now is not the time to cut government spending. Why? Because the Fed is out of ammunition and cannot possibly provide any offset to the fiscal drag such spending cuts would make:
Today, by contrast, we’re still living in the aftermath of the worst financial crisis since the Great Depression, and the Fed, in its effort to fight the slump, has already cut interest rates as far as it can — basically to zero. So the Fed can’t blunt the job-destroying effects of spending cuts, which would hit with full force.
The point, again, is that now is very much not the time to act; fiscal austerity should wait until the economy has recovered, and the Fed can once again cushion the impact.
There are two big problems with this analysis. First, fiscal retrenchment has already started
and has been happening since mid-2010. The fiscal austerity train has already left the station and shocker of shockers, it has not caused the cataclysmic collapse in aggregate demand that Paul Krugman fears. Here is a figure from a earlier post
that shows NGDP growth has been relatively stable despite the reduction in total government expenditures:
The same story emerges if one looks at the shrinking budget deficit. Note also that short-term interest rates have been near 0% since early 2009. So somehow, the Fed has been able to keep NGDP growth stable despite (1) a fiscal contraction and (2) the zero lower bound on short-term interest rates. According to Paul Krugman, this is not possible.
The second problem, then, with Krugman's analysis is his claim that the Fed is out of ammunition at the zero lower bound. He, of all people, should know this is not the case given his seminal work
on Japan. He should also know this given all the exchanges he has had with Scott Sumner and me over the past few years. But just to be thorough, let me spell it out once again why the Fed is far from powerless.
To begin, consider how the public would respond if the Fed suddenly announced it was raising its asset purchase by 20% per month until some NGDP level target was hit. That would be the monetary policy equivalent of shock and awe, and should catalyze the mother of all portfolio rebalancings. Households and firms would start spending their built up stock
of money assets on other riskier assets (like stocks and physical capital), as well as goods and services in expectation of higher nominal income and temporarily higher inflation. Asset prices would increase, household balance sheets would be repaired, and real debt burdens reduced. This would reinforce the recovery in NGDP growth.
The key to this working is permanently raising the expected size of the monetary base. When this happens, expected nominal incomes will go up and lead to the responses outlined above. Thus, even though open market operations at the zero lower bound might be trading near substitutes now -- monetary base for Treasuries earning 0% -- the belief that they won't stay near substitutes in the future (because of the permanent increase of the monetary base) will trigger the portfolio rebalancing that will lead to higher nominal spending.

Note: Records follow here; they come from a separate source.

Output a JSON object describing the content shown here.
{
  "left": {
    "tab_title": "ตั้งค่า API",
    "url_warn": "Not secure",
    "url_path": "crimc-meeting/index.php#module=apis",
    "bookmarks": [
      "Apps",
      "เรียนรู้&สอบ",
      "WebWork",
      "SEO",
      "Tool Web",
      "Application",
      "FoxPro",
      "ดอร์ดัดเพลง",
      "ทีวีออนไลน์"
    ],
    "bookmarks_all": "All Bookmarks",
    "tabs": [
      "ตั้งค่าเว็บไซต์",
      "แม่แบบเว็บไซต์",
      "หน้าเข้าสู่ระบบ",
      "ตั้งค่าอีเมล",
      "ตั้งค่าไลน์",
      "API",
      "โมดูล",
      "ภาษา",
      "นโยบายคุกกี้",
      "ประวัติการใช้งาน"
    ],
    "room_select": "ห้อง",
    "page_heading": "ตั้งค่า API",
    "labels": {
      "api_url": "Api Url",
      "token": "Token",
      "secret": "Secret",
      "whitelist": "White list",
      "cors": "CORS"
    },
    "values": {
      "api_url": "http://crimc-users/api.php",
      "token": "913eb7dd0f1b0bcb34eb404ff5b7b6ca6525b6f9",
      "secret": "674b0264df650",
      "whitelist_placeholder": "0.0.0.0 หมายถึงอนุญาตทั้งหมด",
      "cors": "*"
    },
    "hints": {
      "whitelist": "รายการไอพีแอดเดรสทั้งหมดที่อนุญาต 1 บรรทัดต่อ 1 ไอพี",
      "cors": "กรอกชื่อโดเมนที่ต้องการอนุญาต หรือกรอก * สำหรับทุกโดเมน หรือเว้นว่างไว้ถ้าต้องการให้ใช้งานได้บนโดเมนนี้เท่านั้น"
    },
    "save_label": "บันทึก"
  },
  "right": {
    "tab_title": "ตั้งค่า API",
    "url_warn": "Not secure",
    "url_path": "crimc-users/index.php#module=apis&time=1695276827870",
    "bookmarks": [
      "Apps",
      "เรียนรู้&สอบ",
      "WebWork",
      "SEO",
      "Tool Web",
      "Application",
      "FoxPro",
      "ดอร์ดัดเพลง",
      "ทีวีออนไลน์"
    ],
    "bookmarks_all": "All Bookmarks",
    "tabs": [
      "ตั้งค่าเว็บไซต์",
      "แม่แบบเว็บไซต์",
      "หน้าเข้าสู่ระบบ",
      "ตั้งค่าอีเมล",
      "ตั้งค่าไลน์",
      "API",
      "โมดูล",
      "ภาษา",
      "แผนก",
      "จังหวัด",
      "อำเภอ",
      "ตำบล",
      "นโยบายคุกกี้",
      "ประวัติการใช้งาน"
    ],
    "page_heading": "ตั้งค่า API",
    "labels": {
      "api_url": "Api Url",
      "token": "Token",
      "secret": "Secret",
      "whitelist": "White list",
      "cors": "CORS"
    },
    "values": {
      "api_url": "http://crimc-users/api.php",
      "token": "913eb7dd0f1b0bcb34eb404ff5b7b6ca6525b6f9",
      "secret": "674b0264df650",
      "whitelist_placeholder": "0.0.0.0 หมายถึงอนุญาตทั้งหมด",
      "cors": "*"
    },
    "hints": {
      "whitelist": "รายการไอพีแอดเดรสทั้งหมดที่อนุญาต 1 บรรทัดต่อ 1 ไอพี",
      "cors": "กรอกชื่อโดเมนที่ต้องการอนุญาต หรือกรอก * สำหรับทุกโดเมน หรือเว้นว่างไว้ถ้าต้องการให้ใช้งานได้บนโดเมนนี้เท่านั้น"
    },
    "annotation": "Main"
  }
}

Under QE1 and QE2, this did not happen precisely because the public did not expect the increase in the monetary base to be permanent, a point noted
by Michael Woodford. But it has happened before. Back in 1933, FDR effectively took the reigns of monetary policy
from the Fed and credibly committed to a higher monetary base level by devaluing the dollar. As consequence, the U.S. saw one of its sharpest recoveries that year. The same can happen now by adopting an aggressive, but well anchored, nominal GDP level target.